Element data from apps and pages
┏━━

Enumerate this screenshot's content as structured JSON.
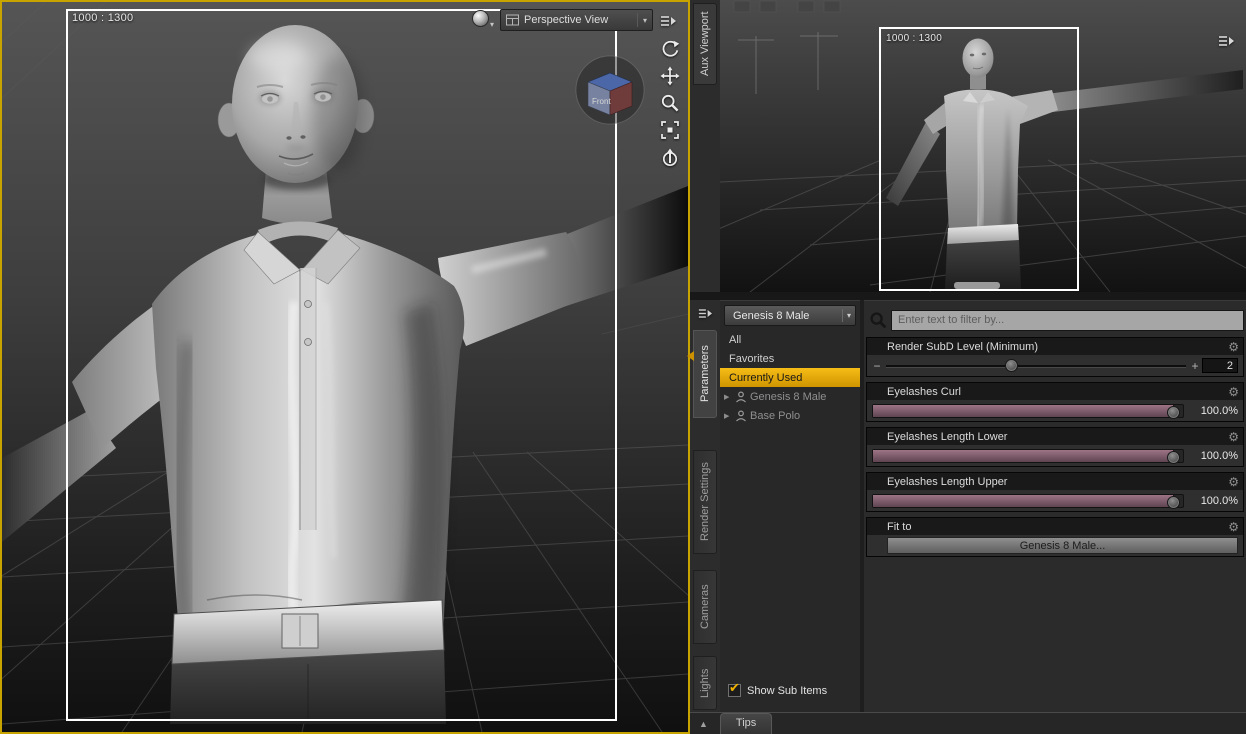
{
  "main_viewport": {
    "aspect_label": "1000 : 1300",
    "view_selector_label": "Perspective View",
    "nav_cube_front_label": "Front"
  },
  "aux_viewport": {
    "tab_label": "Aux Viewport",
    "aspect_label": "1000 : 1300"
  },
  "pane_tabs": {
    "parameters": "Parameters",
    "render_settings": "Render Settings",
    "cameras": "Cameras",
    "lights": "Lights"
  },
  "scene_panel": {
    "selector_value": "Genesis 8 Male",
    "items": [
      {
        "label": "All"
      },
      {
        "label": "Favorites"
      },
      {
        "label": "Currently Used"
      },
      {
        "label": "Genesis 8 Male"
      },
      {
        "label": "Base Polo"
      }
    ],
    "show_sub_items_label": "Show Sub Items"
  },
  "params_panel": {
    "filter_placeholder": "Enter text to filter by...",
    "minus_label": "−",
    "plus_label": "+",
    "groups": [
      {
        "label": "Render SubD Level (Minimum)",
        "value": "2",
        "thumb_left": "42%"
      },
      {
        "label": "Eyelashes Curl",
        "value": "100.0%",
        "fill": "97%"
      },
      {
        "label": "Eyelashes Length Lower",
        "value": "100.0%",
        "fill": "97%"
      },
      {
        "label": "Eyelashes Length Upper",
        "value": "100.0%",
        "fill": "97%"
      },
      {
        "label": "Fit to",
        "button_label": "Genesis 8 Male..."
      }
    ]
  },
  "bottom_bar": {
    "tips_label": "Tips"
  },
  "icons": {
    "gear": "⚙",
    "check": "✔",
    "dropdown_caret": "▾",
    "expand_arrow": "▶",
    "up_arrow": "▲"
  },
  "colors": {
    "active_pane_border": "#c8a400",
    "selection_yellow": "#e9ae0e",
    "slider_fill_mauve": "#8a5f6e"
  }
}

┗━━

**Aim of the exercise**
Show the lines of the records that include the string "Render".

**Answer box**
    "render_settings": "Render Settings",
        "label": "Render SubD Level (Minimum)",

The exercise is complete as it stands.